**WHAT TO DO:** From the listing below, return each line that includes "Everything".

**DATA SECTION:**
#####
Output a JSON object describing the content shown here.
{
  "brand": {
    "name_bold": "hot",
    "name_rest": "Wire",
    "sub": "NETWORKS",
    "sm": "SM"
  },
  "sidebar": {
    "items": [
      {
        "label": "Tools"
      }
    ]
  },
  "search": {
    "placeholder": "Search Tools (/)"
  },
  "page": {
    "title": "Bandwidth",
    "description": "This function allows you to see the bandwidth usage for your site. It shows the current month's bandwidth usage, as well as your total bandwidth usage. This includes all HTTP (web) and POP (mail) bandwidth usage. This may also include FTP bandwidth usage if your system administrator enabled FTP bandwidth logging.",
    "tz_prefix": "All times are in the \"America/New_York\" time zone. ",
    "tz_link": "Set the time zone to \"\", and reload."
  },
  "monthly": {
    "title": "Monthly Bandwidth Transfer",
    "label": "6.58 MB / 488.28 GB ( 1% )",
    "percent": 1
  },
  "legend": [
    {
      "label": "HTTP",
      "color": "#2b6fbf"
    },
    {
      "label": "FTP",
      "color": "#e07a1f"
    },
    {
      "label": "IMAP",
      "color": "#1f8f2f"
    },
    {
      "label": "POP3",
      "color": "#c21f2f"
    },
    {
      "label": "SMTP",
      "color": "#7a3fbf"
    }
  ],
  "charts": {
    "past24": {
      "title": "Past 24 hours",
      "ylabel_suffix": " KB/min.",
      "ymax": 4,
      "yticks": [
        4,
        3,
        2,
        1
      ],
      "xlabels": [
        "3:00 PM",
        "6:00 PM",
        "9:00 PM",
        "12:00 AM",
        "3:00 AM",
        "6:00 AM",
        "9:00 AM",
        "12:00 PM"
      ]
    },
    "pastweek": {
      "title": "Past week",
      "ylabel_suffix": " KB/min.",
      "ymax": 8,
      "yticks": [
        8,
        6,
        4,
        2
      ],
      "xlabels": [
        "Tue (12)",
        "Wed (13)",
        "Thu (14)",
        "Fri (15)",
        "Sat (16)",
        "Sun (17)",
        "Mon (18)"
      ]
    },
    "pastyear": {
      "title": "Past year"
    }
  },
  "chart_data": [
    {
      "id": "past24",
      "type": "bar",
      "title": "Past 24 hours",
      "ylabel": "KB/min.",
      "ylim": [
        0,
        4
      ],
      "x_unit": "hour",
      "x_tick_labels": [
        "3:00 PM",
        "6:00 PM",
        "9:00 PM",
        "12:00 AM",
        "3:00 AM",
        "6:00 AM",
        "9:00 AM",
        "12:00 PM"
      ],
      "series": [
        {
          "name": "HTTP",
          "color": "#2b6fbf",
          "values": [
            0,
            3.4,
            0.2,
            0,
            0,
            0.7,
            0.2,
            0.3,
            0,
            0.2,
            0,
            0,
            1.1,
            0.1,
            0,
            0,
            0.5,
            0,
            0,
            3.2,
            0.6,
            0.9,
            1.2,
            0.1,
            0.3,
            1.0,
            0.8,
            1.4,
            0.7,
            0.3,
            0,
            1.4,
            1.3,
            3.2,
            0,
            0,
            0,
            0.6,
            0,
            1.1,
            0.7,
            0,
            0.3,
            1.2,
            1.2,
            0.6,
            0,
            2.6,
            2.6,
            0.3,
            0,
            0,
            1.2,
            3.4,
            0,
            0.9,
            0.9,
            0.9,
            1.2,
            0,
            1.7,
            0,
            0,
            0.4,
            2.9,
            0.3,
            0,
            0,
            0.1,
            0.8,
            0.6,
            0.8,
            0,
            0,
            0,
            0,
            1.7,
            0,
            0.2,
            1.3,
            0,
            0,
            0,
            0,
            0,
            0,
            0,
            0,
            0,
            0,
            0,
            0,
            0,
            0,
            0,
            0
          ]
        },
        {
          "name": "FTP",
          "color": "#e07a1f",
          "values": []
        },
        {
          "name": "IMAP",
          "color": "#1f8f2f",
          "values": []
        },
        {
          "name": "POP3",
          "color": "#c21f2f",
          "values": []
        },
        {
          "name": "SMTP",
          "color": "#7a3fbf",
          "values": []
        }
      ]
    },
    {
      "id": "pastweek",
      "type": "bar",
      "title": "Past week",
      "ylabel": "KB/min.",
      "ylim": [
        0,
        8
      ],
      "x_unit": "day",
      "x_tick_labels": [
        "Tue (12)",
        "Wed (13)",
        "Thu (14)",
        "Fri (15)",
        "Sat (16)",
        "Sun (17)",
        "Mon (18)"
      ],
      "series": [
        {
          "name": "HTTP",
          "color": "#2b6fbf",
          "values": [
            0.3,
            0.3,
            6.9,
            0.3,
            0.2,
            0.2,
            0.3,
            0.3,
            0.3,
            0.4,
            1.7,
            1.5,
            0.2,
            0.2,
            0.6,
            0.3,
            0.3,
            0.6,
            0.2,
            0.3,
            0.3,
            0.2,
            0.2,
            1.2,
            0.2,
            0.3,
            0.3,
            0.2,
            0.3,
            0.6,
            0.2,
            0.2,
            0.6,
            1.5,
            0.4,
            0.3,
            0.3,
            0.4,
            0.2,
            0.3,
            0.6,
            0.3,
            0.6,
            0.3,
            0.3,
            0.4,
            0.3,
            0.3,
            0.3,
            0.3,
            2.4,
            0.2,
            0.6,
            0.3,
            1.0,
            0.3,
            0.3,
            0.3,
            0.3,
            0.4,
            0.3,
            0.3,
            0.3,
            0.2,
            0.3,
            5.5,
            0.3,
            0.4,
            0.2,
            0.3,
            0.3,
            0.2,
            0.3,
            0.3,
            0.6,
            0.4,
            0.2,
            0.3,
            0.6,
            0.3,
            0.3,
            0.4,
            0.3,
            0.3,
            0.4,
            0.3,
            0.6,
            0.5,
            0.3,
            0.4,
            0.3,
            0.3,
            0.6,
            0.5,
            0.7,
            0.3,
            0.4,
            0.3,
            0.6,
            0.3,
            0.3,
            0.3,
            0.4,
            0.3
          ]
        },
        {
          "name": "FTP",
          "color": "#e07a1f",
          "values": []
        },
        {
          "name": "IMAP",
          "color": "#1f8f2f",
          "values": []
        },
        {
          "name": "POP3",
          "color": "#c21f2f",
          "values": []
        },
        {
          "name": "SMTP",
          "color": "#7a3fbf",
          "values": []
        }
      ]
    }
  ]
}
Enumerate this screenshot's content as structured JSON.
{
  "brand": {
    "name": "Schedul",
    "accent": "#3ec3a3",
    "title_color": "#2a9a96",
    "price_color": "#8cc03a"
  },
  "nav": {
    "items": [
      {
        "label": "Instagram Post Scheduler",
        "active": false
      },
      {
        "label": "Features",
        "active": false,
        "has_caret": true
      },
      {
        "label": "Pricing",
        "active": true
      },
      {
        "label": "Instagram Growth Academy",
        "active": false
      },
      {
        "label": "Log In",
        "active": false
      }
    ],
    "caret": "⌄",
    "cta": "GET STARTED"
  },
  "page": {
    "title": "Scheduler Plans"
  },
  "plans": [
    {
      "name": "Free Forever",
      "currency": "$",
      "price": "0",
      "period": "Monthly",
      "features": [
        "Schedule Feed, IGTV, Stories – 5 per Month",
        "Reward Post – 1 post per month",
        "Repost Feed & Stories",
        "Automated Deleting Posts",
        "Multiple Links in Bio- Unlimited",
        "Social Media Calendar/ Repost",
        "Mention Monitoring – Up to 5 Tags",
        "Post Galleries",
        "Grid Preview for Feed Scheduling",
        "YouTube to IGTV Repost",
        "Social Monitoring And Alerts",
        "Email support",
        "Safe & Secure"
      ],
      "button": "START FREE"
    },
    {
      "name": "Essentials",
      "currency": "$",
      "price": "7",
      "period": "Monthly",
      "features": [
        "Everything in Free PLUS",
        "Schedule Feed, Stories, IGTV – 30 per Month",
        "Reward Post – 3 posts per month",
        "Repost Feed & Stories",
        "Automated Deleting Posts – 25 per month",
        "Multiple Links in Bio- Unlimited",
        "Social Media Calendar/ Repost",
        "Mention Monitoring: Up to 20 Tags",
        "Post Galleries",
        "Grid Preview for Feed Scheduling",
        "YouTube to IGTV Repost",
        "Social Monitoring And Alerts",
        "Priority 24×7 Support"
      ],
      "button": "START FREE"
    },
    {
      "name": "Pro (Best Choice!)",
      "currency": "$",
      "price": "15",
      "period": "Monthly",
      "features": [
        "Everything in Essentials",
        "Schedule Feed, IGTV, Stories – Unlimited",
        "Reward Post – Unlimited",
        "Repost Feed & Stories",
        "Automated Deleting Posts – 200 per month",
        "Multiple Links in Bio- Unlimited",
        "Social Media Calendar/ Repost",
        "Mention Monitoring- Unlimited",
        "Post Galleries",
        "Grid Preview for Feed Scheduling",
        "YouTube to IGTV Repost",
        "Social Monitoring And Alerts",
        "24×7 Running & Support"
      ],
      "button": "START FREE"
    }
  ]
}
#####
**RESULT FOR THIS TASK:**
        "Everything in Free PLUS",
        "Everything in Essentials",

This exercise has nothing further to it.